═════ Supplied records
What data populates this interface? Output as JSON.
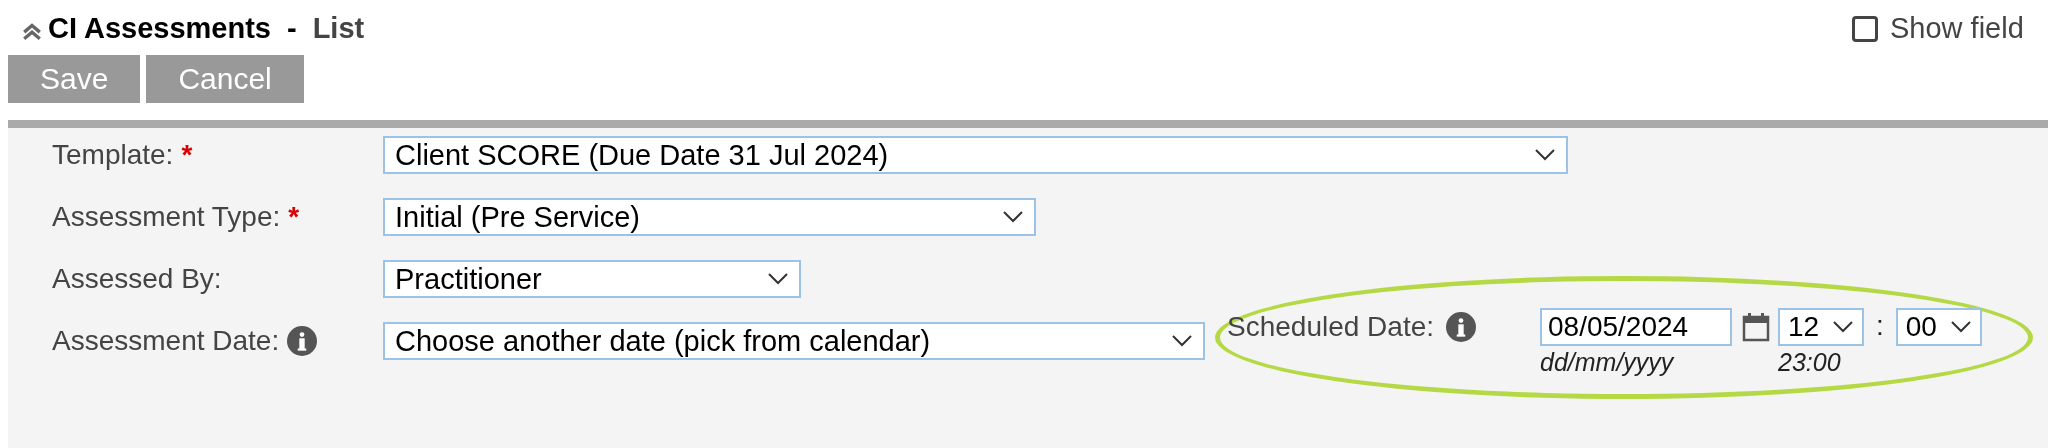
{
  "header": {
    "title": "CI Assessments",
    "separator": "-",
    "subtitle": "List"
  },
  "show_field_option": {
    "label": "Show field",
    "checked": false
  },
  "buttons": [
    "Save",
    "Cancel"
  ],
  "fields": [
    {
      "label": "Template:",
      "required": true,
      "info": false,
      "value": "Client SCORE (Due Date 31 Jul 2024)"
    },
    {
      "label": "Assessment Type:",
      "required": true,
      "info": false,
      "value": "Initial (Pre Service)"
    },
    {
      "label": "Assessed By:",
      "required": false,
      "info": false,
      "value": "Practitioner"
    },
    {
      "label": "Assessment Date:",
      "required": false,
      "info": true,
      "value": "Choose another date (pick from calendar)"
    }
  ],
  "required_mark": "*",
  "scheduled": {
    "label": "Scheduled Date:",
    "info": true,
    "date_value": "08/05/2024",
    "date_hint": "dd/mm/yyyy",
    "hour": "12",
    "time_separator": ":",
    "minute": "00",
    "time_hint": "23:00",
    "highlighted": true
  }
}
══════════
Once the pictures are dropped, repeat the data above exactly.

**Expected answer:**
What data populates this interface? Output as JSON.
{
  "header": {
    "title": "CI Assessments",
    "separator": "-",
    "subtitle": "List"
  },
  "show_field_option": {
    "label": "Show field",
    "checked": false
  },
  "buttons": [
    "Save",
    "Cancel"
  ],
  "fields": [
    {
      "label": "Template:",
      "required": true,
      "info": false,
      "value": "Client SCORE (Due Date 31 Jul 2024)"
    },
    {
      "label": "Assessment Type:",
      "required": true,
      "info": false,
      "value": "Initial (Pre Service)"
    },
    {
      "label": "Assessed By:",
      "required": false,
      "info": false,
      "value": "Practitioner"
    },
    {
      "label": "Assessment Date:",
      "required": false,
      "info": true,
      "value": "Choose another date (pick from calendar)"
    }
  ],
  "required_mark": "*",
  "scheduled": {
    "label": "Scheduled Date:",
    "info": true,
    "date_value": "08/05/2024",
    "date_hint": "dd/mm/yyyy",
    "hour": "12",
    "time_separator": ":",
    "minute": "00",
    "time_hint": "23:00",
    "highlighted": true
  }
}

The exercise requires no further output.